What are the main principles behind WCAG 2.0?
Earlier, we discussed the WCAG 2.0 (Web Content Accessibility Guidelines 2.0), which represent a set of internationally recognized guidelines for making web content more accessible to people living with disabilities. We covered the primary principle of perceptibility. The 4 principles of the WCAG rules are: perceptible, usable, understandable, and robust.
Second principle of the rules: Usability
Functionalities must be usable by everyone, including those using assistive technologies such as screen readers or alternative control devices. This includes elements such as keyboard navigability, predictability of behavior, ease of navigation and elimination of disruptive elements. Here are a few specific examples of how this principle can be applied:
- If keyboard movement requires more than the use of a simple arrow or tab key, the user must be offered an alternative.
- Speed of execution or typing rhythm should not be required but rather be specific to the user. Therefore, the time allowed to complete a task should not be a requirement of any given activity.
- To avoid disrupting the user’s workflow, potentially disturbing elements such as repetitive flashes should be avoided.
- Users must be provided with orientation elements to help them navigate, find content, and orient themselves. Section headings are one example.
Third rule principle: Understandable
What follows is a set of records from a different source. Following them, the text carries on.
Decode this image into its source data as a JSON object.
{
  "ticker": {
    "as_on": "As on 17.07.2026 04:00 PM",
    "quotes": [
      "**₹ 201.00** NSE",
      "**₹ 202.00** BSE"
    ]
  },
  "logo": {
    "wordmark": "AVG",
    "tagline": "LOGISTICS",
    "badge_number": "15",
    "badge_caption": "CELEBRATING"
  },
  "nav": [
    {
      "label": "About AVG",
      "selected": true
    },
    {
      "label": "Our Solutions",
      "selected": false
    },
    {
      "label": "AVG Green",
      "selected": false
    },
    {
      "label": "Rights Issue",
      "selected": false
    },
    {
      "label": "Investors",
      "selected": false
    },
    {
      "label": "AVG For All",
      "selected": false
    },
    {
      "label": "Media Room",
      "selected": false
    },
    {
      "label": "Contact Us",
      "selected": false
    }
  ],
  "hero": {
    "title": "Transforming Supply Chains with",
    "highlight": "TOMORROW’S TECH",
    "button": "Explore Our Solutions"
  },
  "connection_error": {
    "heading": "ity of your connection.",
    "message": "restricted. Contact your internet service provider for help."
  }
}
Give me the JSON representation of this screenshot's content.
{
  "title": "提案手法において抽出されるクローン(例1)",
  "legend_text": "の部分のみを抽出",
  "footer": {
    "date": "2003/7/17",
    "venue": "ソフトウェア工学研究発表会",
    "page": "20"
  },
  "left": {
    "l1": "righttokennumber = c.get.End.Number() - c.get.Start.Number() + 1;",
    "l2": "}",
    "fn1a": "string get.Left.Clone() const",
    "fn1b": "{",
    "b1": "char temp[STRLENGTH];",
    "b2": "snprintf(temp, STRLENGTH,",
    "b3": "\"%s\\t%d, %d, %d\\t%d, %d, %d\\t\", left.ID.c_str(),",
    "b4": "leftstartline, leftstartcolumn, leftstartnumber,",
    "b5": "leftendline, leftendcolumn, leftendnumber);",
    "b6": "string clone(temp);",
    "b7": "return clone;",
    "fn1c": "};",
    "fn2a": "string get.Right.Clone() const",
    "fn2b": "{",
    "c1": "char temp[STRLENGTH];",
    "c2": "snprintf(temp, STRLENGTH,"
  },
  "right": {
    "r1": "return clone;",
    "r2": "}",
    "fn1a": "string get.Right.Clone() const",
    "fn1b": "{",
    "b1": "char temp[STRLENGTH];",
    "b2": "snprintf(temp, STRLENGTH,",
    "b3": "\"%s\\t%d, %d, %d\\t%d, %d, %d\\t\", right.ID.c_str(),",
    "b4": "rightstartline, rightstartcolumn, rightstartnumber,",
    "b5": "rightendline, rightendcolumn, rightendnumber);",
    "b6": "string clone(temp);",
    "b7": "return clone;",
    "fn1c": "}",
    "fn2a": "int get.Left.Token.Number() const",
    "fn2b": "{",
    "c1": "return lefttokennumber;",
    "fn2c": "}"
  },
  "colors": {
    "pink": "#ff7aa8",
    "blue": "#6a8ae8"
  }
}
Content and operation must be comprehensible to all. This means using clear, simple language, providing explicit instructions and error messages, and organizing content logically. There are a few best practices for making the user interface understandable:
- Words that might be ambiguous, unfamiliar, or used in a domain-specific way should appear in a list of definitions, in a glossary or in some other appropriate way.
- A term usually referred to by an abbreviation is written in its full form the first time it is used, paired together with the usual abbreviation, and its definition if required.
- If the pronunciation of a word is vital to understanding its meaning, the pronunciation is given immediately after the word or via a glossary and sound link, as appropriate.
- Users can choose to disable any type of substantial change, such as the appearance of a pop-up window or dialog box, an unexpected modification or any other change that might disorientate them or disrupt their path.
Web content must be robust enough to be correctly interpreted by a wide variety of users and intelligible to assistive technologies. This means using standardized technologies and avoiding coding practices that could lead to conflicting interpretations.
Fourth and final rule principle: Robustness
Transposing non-accessible content into content that is poses certain challenges. For some existing content, this is an unavoidable operation. The easiest and most effective way of addressing these challenges, however, is to design all new content in accessible terms from the outset.
You are now familiar with every principle associated with success criteria for achieving specific accessibility compliance objectives. It’s now up to you to apply them in your next training programs, so that as many collaborators as possible can have full access to all available information!